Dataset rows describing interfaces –

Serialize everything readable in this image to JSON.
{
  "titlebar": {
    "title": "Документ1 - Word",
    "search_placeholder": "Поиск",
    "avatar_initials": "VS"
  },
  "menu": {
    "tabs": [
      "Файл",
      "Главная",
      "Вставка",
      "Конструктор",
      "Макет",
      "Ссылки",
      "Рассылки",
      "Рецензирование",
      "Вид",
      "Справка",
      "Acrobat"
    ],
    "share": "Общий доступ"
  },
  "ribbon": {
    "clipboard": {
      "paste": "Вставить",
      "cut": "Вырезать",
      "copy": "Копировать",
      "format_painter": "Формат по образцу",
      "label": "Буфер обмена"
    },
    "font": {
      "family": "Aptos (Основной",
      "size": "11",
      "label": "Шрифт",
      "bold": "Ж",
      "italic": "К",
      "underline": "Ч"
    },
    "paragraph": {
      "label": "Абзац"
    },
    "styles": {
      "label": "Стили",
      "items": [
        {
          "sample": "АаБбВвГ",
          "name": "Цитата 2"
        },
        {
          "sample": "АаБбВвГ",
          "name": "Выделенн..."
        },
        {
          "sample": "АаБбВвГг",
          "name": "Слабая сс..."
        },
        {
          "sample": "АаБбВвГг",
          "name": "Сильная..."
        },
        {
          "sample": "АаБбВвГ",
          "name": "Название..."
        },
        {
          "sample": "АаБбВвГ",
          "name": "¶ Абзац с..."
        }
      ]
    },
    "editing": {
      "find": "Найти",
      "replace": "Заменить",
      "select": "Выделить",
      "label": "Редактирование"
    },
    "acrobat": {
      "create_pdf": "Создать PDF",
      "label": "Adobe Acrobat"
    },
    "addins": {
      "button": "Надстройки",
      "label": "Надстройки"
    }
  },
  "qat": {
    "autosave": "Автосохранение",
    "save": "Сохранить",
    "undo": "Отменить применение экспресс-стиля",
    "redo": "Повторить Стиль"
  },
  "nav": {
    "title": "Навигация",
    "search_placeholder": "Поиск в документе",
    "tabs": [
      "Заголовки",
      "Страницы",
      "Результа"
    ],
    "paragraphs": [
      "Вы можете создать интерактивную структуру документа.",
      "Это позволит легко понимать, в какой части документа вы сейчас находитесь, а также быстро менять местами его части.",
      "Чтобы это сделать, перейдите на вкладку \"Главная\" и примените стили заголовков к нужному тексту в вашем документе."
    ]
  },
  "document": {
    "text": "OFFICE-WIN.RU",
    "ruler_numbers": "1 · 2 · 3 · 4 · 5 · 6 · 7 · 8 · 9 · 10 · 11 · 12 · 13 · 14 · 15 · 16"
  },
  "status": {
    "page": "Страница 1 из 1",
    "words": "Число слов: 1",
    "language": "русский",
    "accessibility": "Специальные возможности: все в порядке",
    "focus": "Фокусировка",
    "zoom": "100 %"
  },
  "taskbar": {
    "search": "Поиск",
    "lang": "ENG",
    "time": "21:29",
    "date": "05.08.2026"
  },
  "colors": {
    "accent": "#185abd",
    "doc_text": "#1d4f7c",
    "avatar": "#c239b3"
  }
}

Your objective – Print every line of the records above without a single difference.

Task response –
Serialize everything readable in this image to JSON.
{
  "titlebar": {
    "title": "Документ1 - Word",
    "search_placeholder": "Поиск",
    "avatar_initials": "VS"
  },
  "menu": {
    "tabs": [
      "Файл",
      "Главная",
      "Вставка",
      "Конструктор",
      "Макет",
      "Ссылки",
      "Рассылки",
      "Рецензирование",
      "Вид",
      "Справка",
      "Acrobat"
    ],
    "share": "Общий доступ"
  },
  "ribbon": {
    "clipboard": {
      "paste": "Вставить",
      "cut": "Вырезать",
      "copy": "Копировать",
      "format_painter": "Формат по образцу",
      "label": "Буфер обмена"
    },
    "font": {
      "family": "Aptos (Основной",
      "size": "11",
      "label": "Шрифт",
      "bold": "Ж",
      "italic": "К",
      "underline": "Ч"
    },
    "paragraph": {
      "label": "Абзац"
    },
    "styles": {
      "label": "Стили",
      "items": [
        {
          "sample": "АаБбВвГ",
          "name": "Цитата 2"
        },
        {
          "sample": "АаБбВвГ",
          "name": "Выделенн..."
        },
        {
          "sample": "АаБбВвГг",
          "name": "Слабая сс..."
        },
        {
          "sample": "АаБбВвГг",
          "name": "Сильная..."
        },
        {
          "sample": "АаБбВвГ",
          "name": "Название..."
        },
        {
          "sample": "АаБбВвГ",
          "name": "¶ Абзац с..."
        }
      ]
    },
    "editing": {
      "find": "Найти",
      "replace": "Заменить",
      "select": "Выделить",
      "label": "Редактирование"
    },
    "acrobat": {
      "create_pdf": "Создать PDF",
      "label": "Adobe Acrobat"
    },
    "addins": {
      "button": "Надстройки",
      "label": "Надстройки"
    }
  },
  "qat": {
    "autosave": "Автосохранение",
    "save": "Сохранить",
    "undo": "Отменить применение экспресс-стиля",
    "redo": "Повторить Стиль"
  },
  "nav": {
    "title": "Навигация",
    "search_placeholder": "Поиск в документе",
    "tabs": [
      "Заголовки",
      "Страницы",
      "Результа"
    ],
    "paragraphs": [
      "Вы можете создать интерактивную структуру документа.",
      "Это позволит легко понимать, в какой части документа вы сейчас находитесь, а также быстро менять местами его части.",
      "Чтобы это сделать, перейдите на вкладку \"Главная\" и примените стили заголовков к нужному тексту в вашем документе."
    ]
  },
  "document": {
    "text": "OFFICE-WIN.RU",
    "ruler_numbers": "1 · 2 · 3 · 4 · 5 · 6 · 7 · 8 · 9 · 10 · 11 · 12 · 13 · 14 · 15 · 16"
  },
  "status": {
    "page": "Страница 1 из 1",
    "words": "Число слов: 1",
    "language": "русский",
    "accessibility": "Специальные возможности: все в порядке",
    "focus": "Фокусировка",
    "zoom": "100 %"
  },
  "taskbar": {
    "search": "Поиск",
    "lang": "ENG",
    "time": "21:29",
    "date": "05.08.2026"
  },
  "colors": {
    "accent": "#185abd",
    "doc_text": "#1d4f7c",
    "avatar": "#c239b3"
  }
}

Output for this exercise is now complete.